**WHAT THE TASK REQUIRES**
What lines in the data hold the string "Details"? Show them.

**MATERIALS PROVIDED**
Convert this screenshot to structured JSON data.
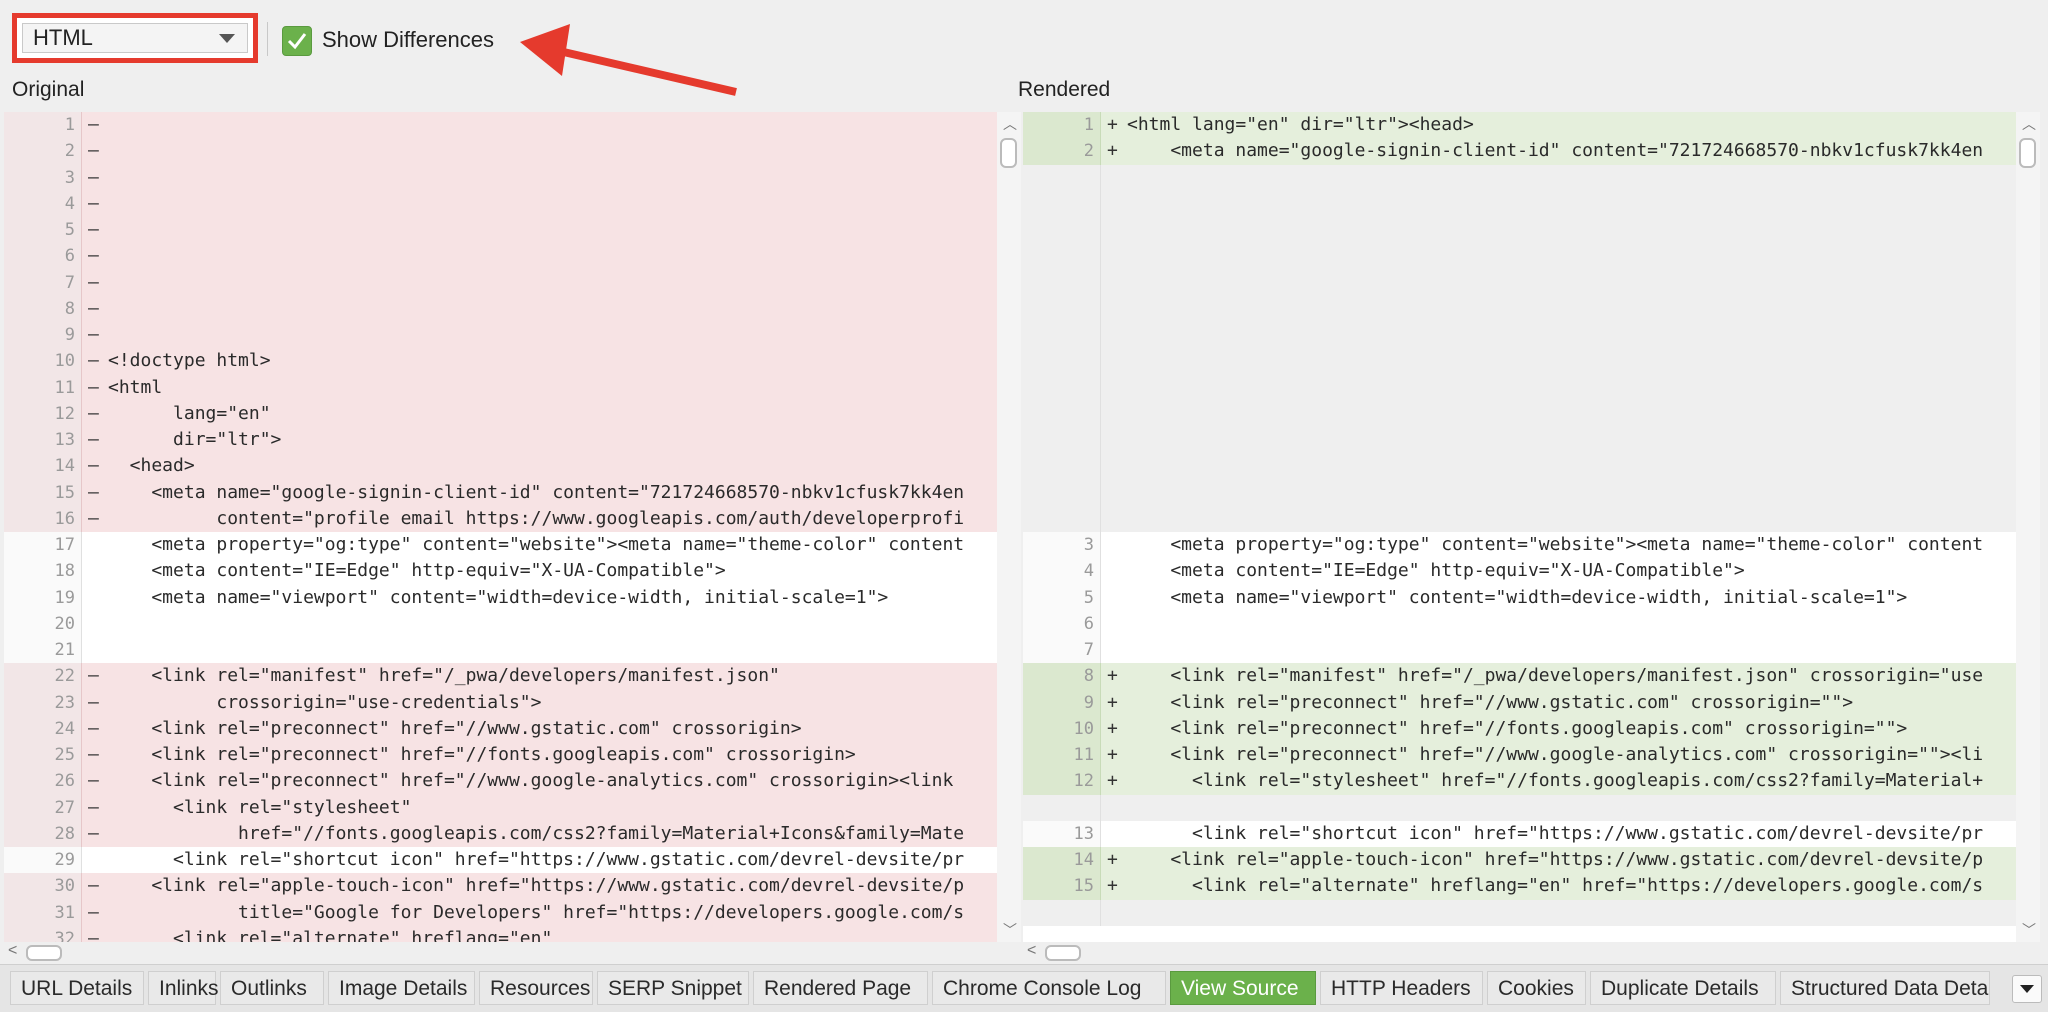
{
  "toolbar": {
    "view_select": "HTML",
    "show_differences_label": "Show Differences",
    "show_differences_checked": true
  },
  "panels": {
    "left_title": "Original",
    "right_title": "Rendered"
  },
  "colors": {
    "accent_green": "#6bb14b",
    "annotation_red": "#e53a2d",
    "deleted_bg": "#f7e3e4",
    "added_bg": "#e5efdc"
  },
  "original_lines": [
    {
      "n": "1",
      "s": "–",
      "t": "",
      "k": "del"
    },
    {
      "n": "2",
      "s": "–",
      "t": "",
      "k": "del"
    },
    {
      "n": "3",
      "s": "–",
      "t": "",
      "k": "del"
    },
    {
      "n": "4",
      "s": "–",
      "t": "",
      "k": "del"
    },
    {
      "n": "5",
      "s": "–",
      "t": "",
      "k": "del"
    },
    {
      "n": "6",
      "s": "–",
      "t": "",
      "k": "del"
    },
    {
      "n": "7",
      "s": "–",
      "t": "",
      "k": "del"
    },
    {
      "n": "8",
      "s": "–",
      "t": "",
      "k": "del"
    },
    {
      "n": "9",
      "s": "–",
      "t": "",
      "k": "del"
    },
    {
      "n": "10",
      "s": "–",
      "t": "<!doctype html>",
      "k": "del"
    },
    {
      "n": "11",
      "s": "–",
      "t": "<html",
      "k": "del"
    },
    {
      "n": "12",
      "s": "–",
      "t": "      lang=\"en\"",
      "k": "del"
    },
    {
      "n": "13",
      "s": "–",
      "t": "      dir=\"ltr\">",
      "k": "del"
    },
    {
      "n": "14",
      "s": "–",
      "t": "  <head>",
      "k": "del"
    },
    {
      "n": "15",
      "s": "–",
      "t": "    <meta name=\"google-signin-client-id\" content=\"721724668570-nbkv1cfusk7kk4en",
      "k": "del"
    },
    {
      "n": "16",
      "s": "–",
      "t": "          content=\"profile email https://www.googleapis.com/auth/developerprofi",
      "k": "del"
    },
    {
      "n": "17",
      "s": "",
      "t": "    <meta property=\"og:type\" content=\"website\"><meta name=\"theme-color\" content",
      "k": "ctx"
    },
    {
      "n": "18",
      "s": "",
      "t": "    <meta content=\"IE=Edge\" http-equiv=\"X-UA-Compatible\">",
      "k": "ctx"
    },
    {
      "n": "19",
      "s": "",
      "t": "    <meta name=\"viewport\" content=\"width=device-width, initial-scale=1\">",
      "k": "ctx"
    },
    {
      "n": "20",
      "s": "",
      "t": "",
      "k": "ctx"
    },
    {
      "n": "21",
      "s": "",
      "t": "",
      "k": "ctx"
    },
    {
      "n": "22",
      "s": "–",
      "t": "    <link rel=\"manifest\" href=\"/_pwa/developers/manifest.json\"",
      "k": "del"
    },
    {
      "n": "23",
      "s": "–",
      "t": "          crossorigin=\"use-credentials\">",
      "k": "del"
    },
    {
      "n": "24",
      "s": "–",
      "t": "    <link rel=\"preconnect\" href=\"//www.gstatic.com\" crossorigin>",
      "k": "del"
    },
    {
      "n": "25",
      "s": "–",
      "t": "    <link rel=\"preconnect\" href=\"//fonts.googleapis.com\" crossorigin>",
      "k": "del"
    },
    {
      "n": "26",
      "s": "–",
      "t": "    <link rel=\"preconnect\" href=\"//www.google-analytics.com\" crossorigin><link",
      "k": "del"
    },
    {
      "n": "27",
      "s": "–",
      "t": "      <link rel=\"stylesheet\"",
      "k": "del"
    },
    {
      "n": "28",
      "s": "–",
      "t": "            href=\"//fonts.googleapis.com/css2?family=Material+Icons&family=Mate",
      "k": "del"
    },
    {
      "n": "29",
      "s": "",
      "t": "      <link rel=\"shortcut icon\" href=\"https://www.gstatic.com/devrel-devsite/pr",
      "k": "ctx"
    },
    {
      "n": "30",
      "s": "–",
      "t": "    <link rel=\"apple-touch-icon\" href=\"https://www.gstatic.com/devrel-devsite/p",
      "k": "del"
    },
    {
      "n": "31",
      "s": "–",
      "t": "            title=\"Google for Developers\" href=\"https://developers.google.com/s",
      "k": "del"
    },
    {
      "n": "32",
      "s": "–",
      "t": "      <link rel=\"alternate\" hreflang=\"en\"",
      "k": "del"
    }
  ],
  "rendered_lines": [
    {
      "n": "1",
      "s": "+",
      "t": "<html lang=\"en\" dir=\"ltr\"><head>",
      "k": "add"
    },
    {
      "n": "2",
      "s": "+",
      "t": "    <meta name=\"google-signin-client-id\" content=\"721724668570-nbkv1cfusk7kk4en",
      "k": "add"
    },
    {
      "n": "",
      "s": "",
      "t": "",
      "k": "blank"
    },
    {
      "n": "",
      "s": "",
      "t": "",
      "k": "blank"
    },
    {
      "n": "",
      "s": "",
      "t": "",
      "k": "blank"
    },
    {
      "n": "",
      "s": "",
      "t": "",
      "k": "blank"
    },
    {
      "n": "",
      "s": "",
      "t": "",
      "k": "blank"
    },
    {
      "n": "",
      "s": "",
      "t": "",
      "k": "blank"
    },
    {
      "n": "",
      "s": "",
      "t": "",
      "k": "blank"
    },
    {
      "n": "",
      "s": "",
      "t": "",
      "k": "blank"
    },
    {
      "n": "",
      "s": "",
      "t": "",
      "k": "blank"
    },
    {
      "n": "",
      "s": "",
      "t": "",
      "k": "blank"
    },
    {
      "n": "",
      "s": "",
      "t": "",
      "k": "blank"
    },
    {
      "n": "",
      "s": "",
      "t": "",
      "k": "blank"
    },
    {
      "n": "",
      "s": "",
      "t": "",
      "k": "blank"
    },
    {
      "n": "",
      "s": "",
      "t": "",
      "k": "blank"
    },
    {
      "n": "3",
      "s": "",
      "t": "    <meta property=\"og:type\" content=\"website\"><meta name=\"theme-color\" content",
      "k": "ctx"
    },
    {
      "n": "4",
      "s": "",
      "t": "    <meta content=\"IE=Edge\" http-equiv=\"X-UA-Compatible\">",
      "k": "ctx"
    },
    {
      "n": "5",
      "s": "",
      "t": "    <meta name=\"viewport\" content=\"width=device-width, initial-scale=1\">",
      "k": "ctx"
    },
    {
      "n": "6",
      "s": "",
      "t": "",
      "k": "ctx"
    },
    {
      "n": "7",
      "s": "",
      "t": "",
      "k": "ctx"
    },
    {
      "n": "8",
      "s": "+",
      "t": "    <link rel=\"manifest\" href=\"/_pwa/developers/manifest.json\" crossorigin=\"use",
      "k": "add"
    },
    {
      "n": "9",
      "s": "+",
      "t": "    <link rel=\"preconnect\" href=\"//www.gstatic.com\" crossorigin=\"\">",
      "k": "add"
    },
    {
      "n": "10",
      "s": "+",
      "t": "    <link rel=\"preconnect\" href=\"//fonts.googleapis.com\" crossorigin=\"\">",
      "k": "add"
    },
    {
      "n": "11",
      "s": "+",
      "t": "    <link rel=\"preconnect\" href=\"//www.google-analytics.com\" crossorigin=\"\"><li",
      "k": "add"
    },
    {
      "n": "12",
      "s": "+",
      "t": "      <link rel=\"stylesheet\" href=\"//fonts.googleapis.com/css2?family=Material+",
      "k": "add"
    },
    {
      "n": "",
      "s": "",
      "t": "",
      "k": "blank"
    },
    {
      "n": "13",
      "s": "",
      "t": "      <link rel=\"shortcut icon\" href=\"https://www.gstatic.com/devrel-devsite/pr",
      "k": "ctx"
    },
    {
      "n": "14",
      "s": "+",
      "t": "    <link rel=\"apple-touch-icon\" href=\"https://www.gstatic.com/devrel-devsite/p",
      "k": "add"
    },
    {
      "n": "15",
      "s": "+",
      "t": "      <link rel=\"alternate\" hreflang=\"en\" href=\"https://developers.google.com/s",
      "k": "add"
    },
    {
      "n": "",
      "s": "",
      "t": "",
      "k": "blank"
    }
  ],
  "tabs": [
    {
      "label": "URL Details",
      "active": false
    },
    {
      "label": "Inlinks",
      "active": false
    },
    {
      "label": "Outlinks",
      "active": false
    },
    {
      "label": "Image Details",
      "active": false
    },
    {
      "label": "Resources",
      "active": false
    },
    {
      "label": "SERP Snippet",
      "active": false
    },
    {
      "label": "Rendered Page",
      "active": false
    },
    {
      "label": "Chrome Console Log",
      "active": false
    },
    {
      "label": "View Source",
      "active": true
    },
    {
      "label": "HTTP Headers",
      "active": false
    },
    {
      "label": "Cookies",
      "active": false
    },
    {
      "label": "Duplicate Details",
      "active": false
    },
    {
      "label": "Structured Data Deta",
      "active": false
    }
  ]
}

**OUTPUT OF THE TASK**
      "label": "URL Details",
      "label": "Image Details",
      "label": "Duplicate Details",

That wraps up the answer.